Thursday, November 18, 2021
"How State Reforms Have Mellowed Federal Enforcement of Marijuana Prohibition"
The title of this post is the title of this new essay that I had the pleasure of co-authoring with my colleague Alex Fraga. The forthcoming publication in now up on SSRN, and here is part of its abstract:
Modern state medical marijuana laws date back to 1996, when Californians approved the first statewide medical marijuana legalization law via ballot measure; Colorado and Washington voters passed the first ballot initiatives legalizing marijuana for adult use in 2012. By summer 2021, a total of 36 states and 4 U.S. territories had legalized the medical use of marijuana and 18 states, two territories and the District of Columbia had legalized adult use of marijuana.
Over this quarter century of state reforms, blanket federal marijuana prohibition has remained the law of the land. Indeed, though federal marijuana policies have long been criticized, federal prohibition has now been in place and unchanged for the last half century. But while federal marijuana law has remained static amidst state-level reforms, federal marijuana prohibition enforcement has actually changed dramatically. In fact, data from the U.S. Sentencing Commission (USSC) reveals quite remarkable changes in federal enforcement patterns since certain states began fully legalizing marijuana in 2012.
This essay seeks to document and examine critically the remarkable decline in the number of federal marijuana sentences imposed over the last decade. While noting that federal sentences imposed for marijuana offenses are down 83% from 2012 to 2020, this essay will also explore how the racial composition of persons sentenced in federal court and has evolved as the caseload has declined.... The data suggest that whites are benefiting relatively more from fewer federal prosecutions.

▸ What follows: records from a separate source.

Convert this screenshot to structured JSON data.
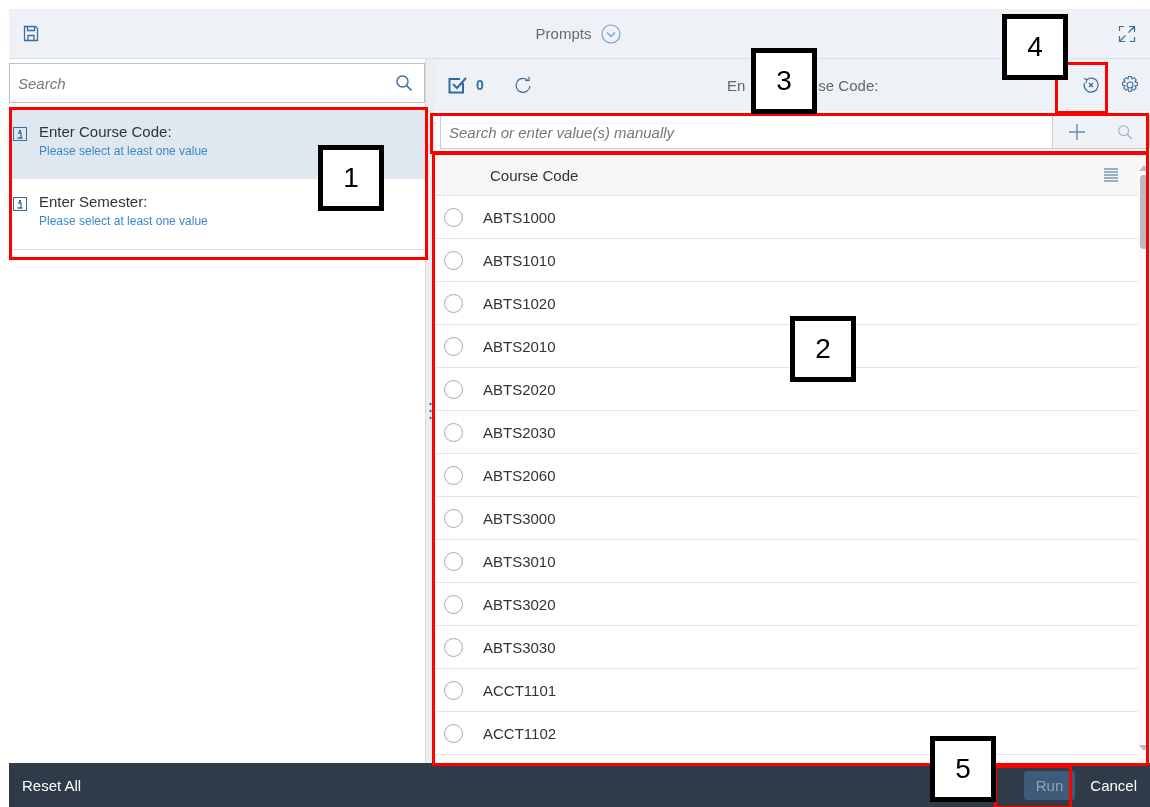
{
  "header": {
    "title": "Prompts"
  },
  "sidebar": {
    "search": {
      "placeholder": "Search"
    },
    "items": [
      {
        "title": "Enter Course Code:",
        "hint": "Please select at least one value",
        "selected": true
      },
      {
        "title": "Enter Semester:",
        "hint": "Please select at least one value",
        "selected": false
      }
    ]
  },
  "toolbar": {
    "selected_count": "0",
    "title_parts": [
      "En",
      "se Code:"
    ]
  },
  "value_search": {
    "placeholder": "Search or enter value(s) manually"
  },
  "table": {
    "columns": [
      "Course Code"
    ],
    "rows": [
      {
        "value": "ABTS1000",
        "selected": false
      },
      {
        "value": "ABTS1010",
        "selected": false
      },
      {
        "value": "ABTS1020",
        "selected": false
      },
      {
        "value": "ABTS2010",
        "selected": false
      },
      {
        "value": "ABTS2020",
        "selected": false
      },
      {
        "value": "ABTS2030",
        "selected": false
      },
      {
        "value": "ABTS2060",
        "selected": false
      },
      {
        "value": "ABTS3000",
        "selected": false
      },
      {
        "value": "ABTS3010",
        "selected": false
      },
      {
        "value": "ABTS3020",
        "selected": false
      },
      {
        "value": "ABTS3030",
        "selected": false
      },
      {
        "value": "ACCT1101",
        "selected": false
      },
      {
        "value": "ACCT1102",
        "selected": false
      }
    ]
  },
  "footer": {
    "reset": "Reset All",
    "run": {
      "label": "Run",
      "disabled": true
    },
    "cancel": "Cancel"
  },
  "annotations": [
    {
      "label": "1"
    },
    {
      "label": "2"
    },
    {
      "label": "3"
    },
    {
      "label": "4"
    },
    {
      "label": "5"
    }
  ]
}
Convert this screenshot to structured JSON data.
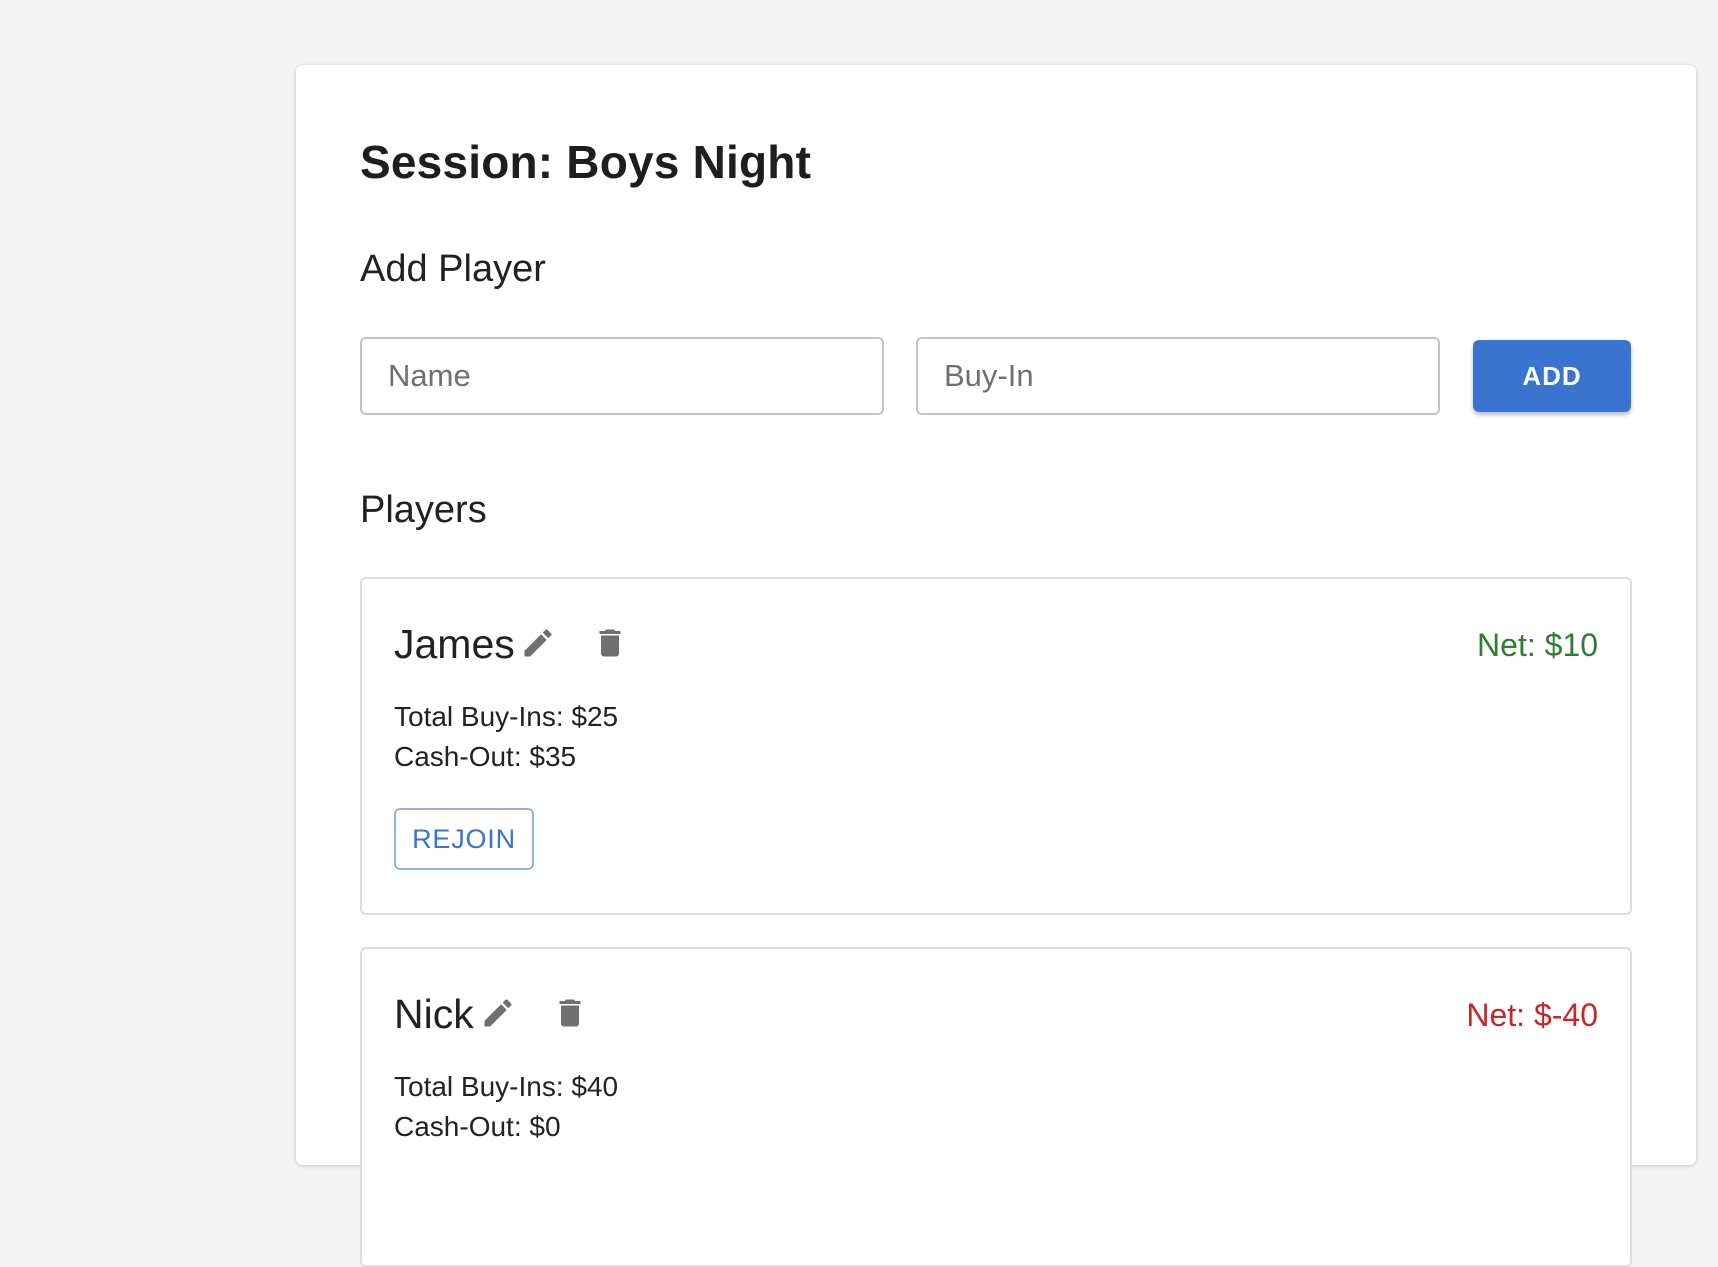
{
  "session": {
    "title": "Session: Boys Night"
  },
  "add_player": {
    "heading": "Add Player",
    "name_placeholder": "Name",
    "buyin_placeholder": "Buy-In",
    "add_label": "ADD"
  },
  "players_section": {
    "heading": "Players"
  },
  "players": [
    {
      "name": "James",
      "net": "Net: $10",
      "net_status": "positive",
      "total_buyins": "Total Buy-Ins: $25",
      "cash_out": "Cash-Out: $35",
      "rejoin_label": "REJOIN"
    },
    {
      "name": "Nick",
      "net": "Net: $-40",
      "net_status": "negative",
      "total_buyins": "Total Buy-Ins: $40",
      "cash_out": "Cash-Out: $0"
    }
  ],
  "icons": {
    "edit": "pencil-icon",
    "delete": "trash-icon"
  },
  "colors": {
    "accent": "#3a74cf",
    "net_positive": "#2e7d32",
    "net_negative": "#c62828",
    "background": "#f4f4f4"
  }
}
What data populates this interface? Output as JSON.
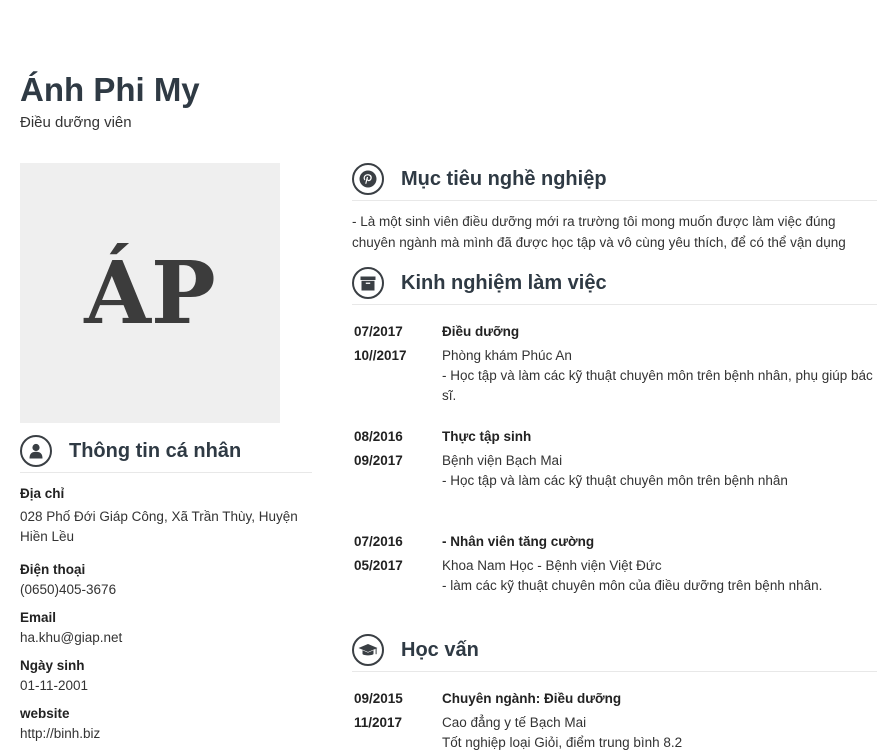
{
  "header": {
    "name": "Ánh Phi My",
    "title": "Điều dưỡng viên"
  },
  "avatar": {
    "initials": "ÁP"
  },
  "personal": {
    "heading": "Thông tin cá nhân",
    "fields": [
      {
        "label": "Địa chỉ",
        "value": "028 Phố Đới Giáp Công, Xã Trần Thùy, Huyện Hiền Lều"
      },
      {
        "label": "Điện thoại",
        "value": "(0650)405-3676"
      },
      {
        "label": "Email",
        "value": "ha.khu@giap.net"
      },
      {
        "label": "Ngày sinh",
        "value": "01-11-2001"
      },
      {
        "label": "website",
        "value": "http://binh.biz"
      }
    ]
  },
  "objective": {
    "heading": "Mục tiêu nghề nghiệp",
    "text": "- Là một sinh viên điều dưỡng mới ra trường tôi mong muốn được làm việc đúng chuyên ngành mà mình đã được học tập và vô cùng yêu thích, để có thể vận dụng"
  },
  "experience": {
    "heading": "Kinh nghiệm làm việc",
    "items": [
      {
        "start": "07/2017",
        "end": "10//2017",
        "position": "Điều dưỡng",
        "place": "Phòng khám Phúc An",
        "desc": "- Học tập và làm các kỹ thuật chuyên môn trên bệnh nhân, phụ giúp bác sĩ."
      },
      {
        "start": "08/2016",
        "end": "09/2017",
        "position": "Thực tập sinh",
        "place": "Bệnh viện Bạch Mai",
        "desc": "- Học tập và làm các kỹ thuật chuyên môn trên bệnh nhân"
      },
      {
        "start": "07/2016",
        "end": "05/2017",
        "position": "- Nhân viên tăng cường",
        "place": "Khoa Nam Học - Bệnh viện Việt Đức",
        "desc": "- làm các kỹ thuật chuyên môn của điều dưỡng trên bệnh nhân."
      }
    ]
  },
  "education": {
    "heading": "Học vấn",
    "items": [
      {
        "start": "09/2015",
        "end": "11/2017",
        "major": "Chuyên ngành: Điều dưỡng",
        "school": "Cao đẳng y tế Bạch Mai",
        "desc": "Tốt nghiệp loại Giỏi, điểm trung bình 8.2"
      }
    ]
  },
  "icons": {
    "personal": "user-icon",
    "objective": "pinterest-icon",
    "experience": "archive-box-icon",
    "education": "graduation-cap-icon"
  }
}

Reports from the Drug Enforcement Administration indicate that marijuana seizures at the southern US border have dwindled as states have legalized adult use and medicinal use of marijuana, and the reduced trafficking over the southern border likely largely explain the vastly reduced number of federal prosecutions of marijuana offenses. Nonetheless, though still shrinking in relative size, there were still more than one thousand people (and mostly people of color) sentenced in federal court for marijuana trafficking in fiscal year 2020 and over 100 million dollars was committed to the incarceration of these defendants for activities not dissimilar from corporate activity in states in which marijuana has been legalized for various purposes.